#### [DIRECTIONS]
Reply only with how many lines in these entries hold the string "chevron".

++++ GIVEN INFORMATION ++++

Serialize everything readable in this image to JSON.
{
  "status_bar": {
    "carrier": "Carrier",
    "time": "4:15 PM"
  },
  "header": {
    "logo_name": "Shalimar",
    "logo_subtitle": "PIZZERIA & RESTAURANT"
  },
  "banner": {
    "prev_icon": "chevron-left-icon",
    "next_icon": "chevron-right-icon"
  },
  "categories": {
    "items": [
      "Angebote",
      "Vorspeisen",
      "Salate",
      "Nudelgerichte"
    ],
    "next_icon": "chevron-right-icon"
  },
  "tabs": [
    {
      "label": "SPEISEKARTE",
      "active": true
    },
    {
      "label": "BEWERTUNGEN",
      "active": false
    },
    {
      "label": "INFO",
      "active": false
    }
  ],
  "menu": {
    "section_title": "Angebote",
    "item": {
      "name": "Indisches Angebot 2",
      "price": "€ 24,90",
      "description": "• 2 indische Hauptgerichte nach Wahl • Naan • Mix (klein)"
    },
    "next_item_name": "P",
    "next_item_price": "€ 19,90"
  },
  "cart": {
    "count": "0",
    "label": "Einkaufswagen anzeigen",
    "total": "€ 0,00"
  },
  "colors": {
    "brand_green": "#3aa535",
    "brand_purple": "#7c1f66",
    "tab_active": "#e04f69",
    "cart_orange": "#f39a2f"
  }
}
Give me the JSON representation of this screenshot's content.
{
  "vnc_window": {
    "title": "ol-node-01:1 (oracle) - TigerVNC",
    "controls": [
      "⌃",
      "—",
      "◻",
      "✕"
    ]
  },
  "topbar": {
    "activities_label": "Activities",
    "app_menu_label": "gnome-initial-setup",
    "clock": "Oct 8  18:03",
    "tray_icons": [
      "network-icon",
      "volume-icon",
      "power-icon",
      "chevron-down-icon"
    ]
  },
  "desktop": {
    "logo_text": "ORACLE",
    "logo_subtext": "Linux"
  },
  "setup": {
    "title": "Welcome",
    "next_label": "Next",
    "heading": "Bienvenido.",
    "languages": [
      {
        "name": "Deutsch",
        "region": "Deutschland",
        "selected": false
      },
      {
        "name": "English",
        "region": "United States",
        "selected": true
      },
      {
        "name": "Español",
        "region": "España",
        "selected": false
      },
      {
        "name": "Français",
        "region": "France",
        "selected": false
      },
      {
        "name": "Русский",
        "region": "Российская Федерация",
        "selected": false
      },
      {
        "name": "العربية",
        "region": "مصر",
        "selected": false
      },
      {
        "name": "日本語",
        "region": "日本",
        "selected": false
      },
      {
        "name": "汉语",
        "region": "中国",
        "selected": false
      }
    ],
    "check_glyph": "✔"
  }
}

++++

#### [EXERCISE OUTPUT]
4